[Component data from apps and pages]
=== Begin Enclosure ===

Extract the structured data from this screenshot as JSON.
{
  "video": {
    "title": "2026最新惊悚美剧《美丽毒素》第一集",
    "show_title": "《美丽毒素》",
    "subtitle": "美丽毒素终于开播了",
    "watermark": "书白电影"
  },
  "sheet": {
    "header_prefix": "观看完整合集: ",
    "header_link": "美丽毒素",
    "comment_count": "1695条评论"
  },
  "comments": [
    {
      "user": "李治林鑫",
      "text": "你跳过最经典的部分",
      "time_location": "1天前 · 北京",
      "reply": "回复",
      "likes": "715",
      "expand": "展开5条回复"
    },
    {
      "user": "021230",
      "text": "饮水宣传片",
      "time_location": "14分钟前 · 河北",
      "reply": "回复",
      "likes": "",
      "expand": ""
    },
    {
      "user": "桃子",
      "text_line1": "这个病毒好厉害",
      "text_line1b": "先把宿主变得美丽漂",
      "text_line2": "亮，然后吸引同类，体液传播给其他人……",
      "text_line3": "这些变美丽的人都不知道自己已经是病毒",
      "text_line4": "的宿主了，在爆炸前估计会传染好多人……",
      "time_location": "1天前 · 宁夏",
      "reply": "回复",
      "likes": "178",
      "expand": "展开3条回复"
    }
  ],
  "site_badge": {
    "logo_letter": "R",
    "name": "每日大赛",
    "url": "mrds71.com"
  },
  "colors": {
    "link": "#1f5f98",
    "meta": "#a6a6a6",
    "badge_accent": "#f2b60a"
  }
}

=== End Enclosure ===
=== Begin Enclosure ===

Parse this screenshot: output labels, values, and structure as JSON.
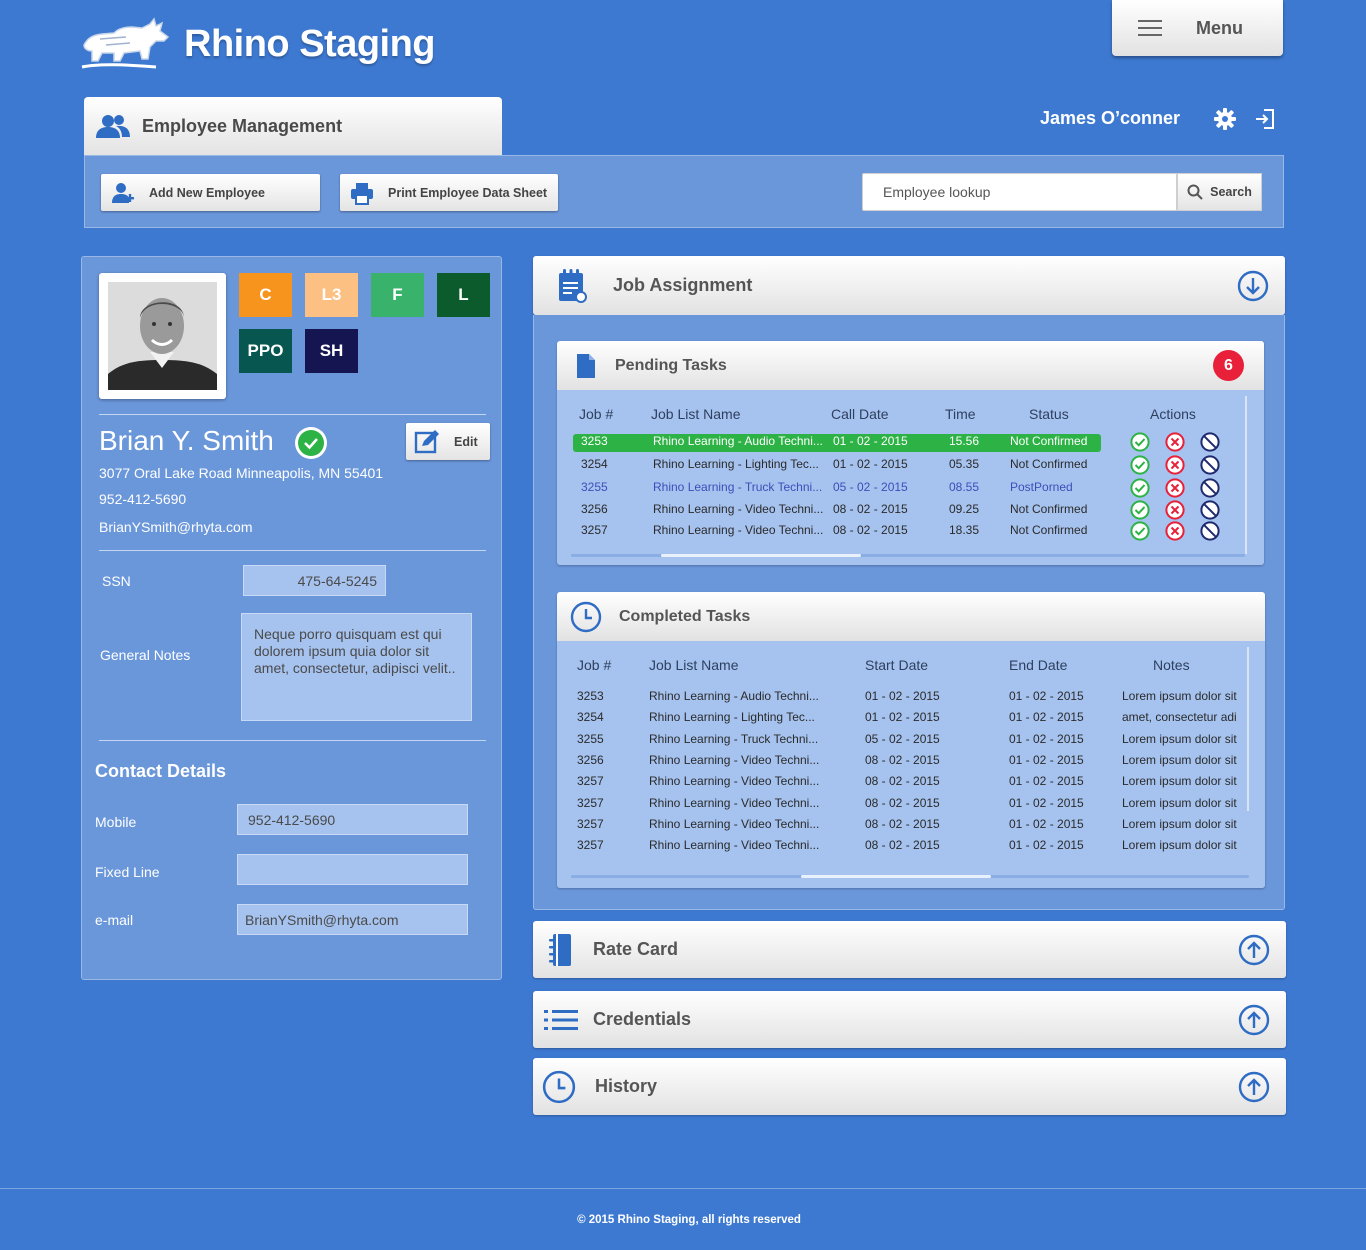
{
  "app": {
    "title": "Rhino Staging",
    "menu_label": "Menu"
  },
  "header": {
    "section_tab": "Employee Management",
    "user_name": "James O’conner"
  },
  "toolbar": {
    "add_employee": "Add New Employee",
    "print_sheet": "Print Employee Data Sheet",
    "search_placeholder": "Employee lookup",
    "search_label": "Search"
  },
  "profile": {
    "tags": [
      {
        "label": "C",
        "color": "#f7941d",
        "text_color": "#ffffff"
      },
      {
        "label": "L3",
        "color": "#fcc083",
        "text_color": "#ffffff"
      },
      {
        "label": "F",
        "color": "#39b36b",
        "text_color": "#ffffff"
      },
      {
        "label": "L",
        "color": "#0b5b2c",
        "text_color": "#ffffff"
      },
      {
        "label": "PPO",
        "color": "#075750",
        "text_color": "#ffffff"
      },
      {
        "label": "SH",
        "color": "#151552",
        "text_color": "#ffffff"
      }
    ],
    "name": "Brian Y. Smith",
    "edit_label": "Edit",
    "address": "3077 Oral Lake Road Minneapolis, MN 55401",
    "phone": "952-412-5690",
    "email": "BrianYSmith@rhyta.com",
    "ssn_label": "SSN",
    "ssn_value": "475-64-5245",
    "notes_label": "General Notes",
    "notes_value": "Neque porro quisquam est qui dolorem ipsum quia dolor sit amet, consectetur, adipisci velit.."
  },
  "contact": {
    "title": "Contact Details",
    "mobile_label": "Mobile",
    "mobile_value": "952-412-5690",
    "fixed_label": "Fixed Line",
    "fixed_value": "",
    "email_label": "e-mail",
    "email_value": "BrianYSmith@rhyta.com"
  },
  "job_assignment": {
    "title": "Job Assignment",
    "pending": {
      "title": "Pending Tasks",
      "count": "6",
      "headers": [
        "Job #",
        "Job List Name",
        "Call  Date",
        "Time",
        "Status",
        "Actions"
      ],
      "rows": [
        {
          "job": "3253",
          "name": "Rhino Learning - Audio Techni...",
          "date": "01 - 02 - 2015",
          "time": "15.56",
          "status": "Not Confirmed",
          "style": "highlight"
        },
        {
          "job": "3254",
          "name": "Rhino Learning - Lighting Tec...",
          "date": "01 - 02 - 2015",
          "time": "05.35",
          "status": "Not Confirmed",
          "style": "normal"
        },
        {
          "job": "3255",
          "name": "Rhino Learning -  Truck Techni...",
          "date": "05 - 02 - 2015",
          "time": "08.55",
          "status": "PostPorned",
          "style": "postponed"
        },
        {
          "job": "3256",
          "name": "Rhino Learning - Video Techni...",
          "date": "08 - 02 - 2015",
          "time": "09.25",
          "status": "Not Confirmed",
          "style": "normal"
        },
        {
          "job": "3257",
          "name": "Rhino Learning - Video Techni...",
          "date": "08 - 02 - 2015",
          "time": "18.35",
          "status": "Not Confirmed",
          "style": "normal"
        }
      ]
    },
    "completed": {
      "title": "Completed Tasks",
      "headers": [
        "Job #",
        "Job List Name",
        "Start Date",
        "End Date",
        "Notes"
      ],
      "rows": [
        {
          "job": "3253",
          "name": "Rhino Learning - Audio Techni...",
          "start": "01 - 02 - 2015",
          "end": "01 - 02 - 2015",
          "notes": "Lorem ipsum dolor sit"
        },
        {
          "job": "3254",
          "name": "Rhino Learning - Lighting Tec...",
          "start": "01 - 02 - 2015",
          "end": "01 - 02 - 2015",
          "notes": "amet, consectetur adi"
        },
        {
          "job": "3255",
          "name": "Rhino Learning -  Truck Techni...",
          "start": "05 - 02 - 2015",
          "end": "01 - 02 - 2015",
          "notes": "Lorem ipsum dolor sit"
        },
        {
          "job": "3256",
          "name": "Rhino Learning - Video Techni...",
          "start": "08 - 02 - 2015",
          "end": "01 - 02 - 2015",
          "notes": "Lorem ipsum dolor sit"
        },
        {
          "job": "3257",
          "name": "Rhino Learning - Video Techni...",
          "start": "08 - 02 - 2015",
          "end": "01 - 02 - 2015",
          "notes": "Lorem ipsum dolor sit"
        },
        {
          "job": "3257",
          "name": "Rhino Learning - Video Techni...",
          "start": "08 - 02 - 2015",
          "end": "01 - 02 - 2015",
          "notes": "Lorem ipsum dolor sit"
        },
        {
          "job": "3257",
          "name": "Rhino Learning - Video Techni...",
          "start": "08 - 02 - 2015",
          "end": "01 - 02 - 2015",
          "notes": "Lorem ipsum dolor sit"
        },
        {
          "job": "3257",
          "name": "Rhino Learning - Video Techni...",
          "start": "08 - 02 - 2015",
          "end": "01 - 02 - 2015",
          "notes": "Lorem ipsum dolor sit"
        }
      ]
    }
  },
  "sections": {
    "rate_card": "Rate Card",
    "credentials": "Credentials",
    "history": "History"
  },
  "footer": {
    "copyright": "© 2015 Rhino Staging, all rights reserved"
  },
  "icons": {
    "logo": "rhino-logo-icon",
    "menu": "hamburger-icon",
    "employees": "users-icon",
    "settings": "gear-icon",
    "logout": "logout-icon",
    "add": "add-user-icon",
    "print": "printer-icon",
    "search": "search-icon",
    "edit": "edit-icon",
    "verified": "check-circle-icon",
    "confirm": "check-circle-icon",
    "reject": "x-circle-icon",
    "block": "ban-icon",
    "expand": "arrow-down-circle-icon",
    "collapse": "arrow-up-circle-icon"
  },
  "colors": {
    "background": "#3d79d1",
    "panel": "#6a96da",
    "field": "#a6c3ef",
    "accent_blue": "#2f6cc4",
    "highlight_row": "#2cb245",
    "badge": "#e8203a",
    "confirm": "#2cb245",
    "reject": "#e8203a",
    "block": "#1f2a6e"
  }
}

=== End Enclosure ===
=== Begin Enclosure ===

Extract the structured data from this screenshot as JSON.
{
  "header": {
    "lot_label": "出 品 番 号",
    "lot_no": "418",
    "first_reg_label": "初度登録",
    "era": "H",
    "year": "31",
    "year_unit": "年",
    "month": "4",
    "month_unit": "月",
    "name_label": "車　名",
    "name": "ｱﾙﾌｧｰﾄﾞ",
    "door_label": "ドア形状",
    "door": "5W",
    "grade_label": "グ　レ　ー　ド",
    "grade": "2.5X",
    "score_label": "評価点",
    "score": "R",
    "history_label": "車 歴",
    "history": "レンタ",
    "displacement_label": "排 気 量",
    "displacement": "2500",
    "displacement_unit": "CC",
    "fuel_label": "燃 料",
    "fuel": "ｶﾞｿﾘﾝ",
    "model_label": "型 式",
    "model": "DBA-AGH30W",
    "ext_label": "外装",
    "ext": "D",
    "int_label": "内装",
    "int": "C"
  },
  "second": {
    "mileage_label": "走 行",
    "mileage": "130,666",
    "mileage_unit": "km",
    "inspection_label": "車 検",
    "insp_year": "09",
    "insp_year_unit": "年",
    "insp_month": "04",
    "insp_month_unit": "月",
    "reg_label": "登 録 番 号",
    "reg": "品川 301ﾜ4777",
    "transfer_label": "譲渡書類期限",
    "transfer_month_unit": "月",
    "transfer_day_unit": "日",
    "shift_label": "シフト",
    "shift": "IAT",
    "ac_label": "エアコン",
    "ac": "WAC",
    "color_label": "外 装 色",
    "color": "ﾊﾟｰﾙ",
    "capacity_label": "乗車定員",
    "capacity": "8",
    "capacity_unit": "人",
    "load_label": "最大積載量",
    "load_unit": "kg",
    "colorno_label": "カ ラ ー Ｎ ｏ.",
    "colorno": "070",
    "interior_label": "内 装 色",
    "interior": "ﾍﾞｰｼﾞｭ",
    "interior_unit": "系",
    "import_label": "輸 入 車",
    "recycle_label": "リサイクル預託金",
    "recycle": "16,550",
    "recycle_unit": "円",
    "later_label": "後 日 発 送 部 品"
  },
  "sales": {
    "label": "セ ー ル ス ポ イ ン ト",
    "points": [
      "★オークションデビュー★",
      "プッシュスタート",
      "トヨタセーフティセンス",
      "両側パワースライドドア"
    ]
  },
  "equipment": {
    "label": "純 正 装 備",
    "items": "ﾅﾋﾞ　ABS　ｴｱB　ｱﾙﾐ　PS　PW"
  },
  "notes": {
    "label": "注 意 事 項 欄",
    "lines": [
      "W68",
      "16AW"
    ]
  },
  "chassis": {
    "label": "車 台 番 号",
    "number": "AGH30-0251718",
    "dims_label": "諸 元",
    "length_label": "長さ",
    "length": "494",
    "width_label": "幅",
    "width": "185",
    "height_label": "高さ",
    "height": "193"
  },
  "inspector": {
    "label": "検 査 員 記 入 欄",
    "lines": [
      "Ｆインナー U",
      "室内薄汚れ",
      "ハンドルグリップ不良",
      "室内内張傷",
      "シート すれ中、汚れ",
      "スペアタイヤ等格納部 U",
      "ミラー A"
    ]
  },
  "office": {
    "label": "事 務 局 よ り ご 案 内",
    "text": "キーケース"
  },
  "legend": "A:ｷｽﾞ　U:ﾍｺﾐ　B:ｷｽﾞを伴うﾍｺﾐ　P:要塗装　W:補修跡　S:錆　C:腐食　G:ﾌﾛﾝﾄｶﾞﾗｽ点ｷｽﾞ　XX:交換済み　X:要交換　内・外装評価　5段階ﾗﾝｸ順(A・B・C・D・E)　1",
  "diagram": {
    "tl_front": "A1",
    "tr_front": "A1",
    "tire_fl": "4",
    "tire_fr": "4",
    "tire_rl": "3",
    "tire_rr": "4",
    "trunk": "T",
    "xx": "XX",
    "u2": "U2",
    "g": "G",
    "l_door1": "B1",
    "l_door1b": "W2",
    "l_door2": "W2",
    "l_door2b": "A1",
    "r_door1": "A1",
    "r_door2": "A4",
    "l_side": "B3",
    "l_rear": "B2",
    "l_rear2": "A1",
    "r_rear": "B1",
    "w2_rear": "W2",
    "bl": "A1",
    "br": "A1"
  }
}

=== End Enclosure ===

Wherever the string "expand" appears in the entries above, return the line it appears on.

__OUTPUT FOR THIS EXERCISE__.
      "expand": "展开5条回复"
      "expand": ""
      "expand": "展开3条回复"
    "expand": "arrow-down-circle-icon",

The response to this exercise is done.